Giorgia Caló and Francesco Leone produced a detailed and beautifully illustrated catalog “1849-1871. The Jews of Rome between Segregation and Emancipation” in both Italian and English. This work demonstrates how the Jews not only became a significant part, but also assisted in the co-founding the Italian nation! During the first World War (1915-1918), the process of emancipation during which the Jews gained true freedom and rights as Roman citizens, allowed them to fight side by side with their fellow Italian citizens assembled in Rome. Museum educators point out how Italy’s declaration of war and the call to arms represented an opportunity to finally legitimize Jewish integration within Italian society. There were 5,000 Jewish soldiers, half of them being officers, which required them to have a higher education degree or diploma. This demonstrates how Jewish communities were better educated than others throughout Italy. However, it is important to note that the Roman Jewish situation differed significantly: three generations of ghetto life and their late abolition made their Jewish integration different. At the onset of the first World War, many of the Roman Jews were working in small businesses, and their level of education was inferior to other Italian Jews.

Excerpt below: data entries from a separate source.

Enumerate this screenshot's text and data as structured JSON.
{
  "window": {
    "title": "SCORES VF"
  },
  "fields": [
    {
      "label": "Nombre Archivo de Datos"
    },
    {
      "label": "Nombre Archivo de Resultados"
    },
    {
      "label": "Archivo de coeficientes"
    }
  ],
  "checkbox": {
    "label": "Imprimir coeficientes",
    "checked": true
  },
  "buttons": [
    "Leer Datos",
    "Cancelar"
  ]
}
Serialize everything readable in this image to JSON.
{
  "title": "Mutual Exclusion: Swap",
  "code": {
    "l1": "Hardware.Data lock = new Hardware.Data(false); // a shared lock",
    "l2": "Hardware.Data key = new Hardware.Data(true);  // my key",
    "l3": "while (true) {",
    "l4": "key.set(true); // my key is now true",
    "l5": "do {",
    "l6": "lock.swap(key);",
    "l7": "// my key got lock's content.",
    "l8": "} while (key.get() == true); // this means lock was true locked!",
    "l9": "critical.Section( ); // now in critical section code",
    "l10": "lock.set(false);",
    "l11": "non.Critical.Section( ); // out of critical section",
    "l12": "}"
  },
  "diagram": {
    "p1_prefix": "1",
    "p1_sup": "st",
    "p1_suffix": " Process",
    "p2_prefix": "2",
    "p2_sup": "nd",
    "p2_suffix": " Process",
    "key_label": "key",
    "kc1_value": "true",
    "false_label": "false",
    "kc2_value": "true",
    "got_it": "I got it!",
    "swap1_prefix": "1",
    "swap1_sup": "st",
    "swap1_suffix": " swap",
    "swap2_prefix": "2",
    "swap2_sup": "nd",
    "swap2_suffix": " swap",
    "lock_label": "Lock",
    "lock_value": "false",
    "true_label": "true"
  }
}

Starting around 1922, with the rise of fascism, it was not until the end of 1935 and the beginning of 1936 when Mussolini began to adopt an anti-Jewish policy. The real turning point of persecution and racism against Jews occurred in 1936 during the meeting of the members of the Grand Council of Fascism. It was not until September and November of 1938 when the Italian anti-Jewish measures were issued and countersigned by Victor Emanuel III of Savoy.

Continuing in room 6, where an oil canvas is displayed portraying Ugo Foà, in a judge’s cap and gown, after being appointed public prosecutor to the Rome Court of Appeal in 1934. Following the issue of the racial laws, Foà was removed from his position. From 1941 to 1944, he served as the leader of the Jewish community in Rome.

On September 25th, Herbert Kappler, the chief of police of the German occupation, summoned the President of the Jewish Community of Rome. Ugo Foà, and the President of the Union of Italian Jewish Communities, Dante Almansi, requiring them to come up with 50 kilos (110 lbs) of gold within 36 hours. If unable to meet his demand, 200 members of the community were to be deported. When it came to saving Jewish lives, that is, human lives, after a desperate search and exhaustive collection, in which also non-Jewish citizens participated. The Jewish community and its presidents were able to deliver 50 kilos of gold to Kappler. In the end, Kappler did not honor his word and ordered the Final Solution and on the 16th of October the German Raid of the Ghetto took place. Jews were arrested and taken to a Military College located just down the street from the Apostolic palace in the Vatican, as Pope Pius XII remained silent. On October 18, 1022, Roman Jews were transferred to Tiburtina train station, crammed into freight trains towards Auschwitz-Birkenau. Only 16 survived: 15 men and 1 woman. The one-woman survivor tells her personal experience in the documentary in Room six of the museum.

The Jews of Rome have shared their history with emperors, kings and popes, yet their history is less known to both local and international visitors.

It is insiders from the community who can share their thriving culture, religion, and genuine perspectives of what it is like being a Roman Jew, Europe’s oldest Jewish community in the world.

Whether you have a day or a week in Rome, a guided visit through the Jewish Quarter (former Ghetto) with a member from the community is authentic and genuine. They are members from the community who tell you the history of their people—the Jews of Rome.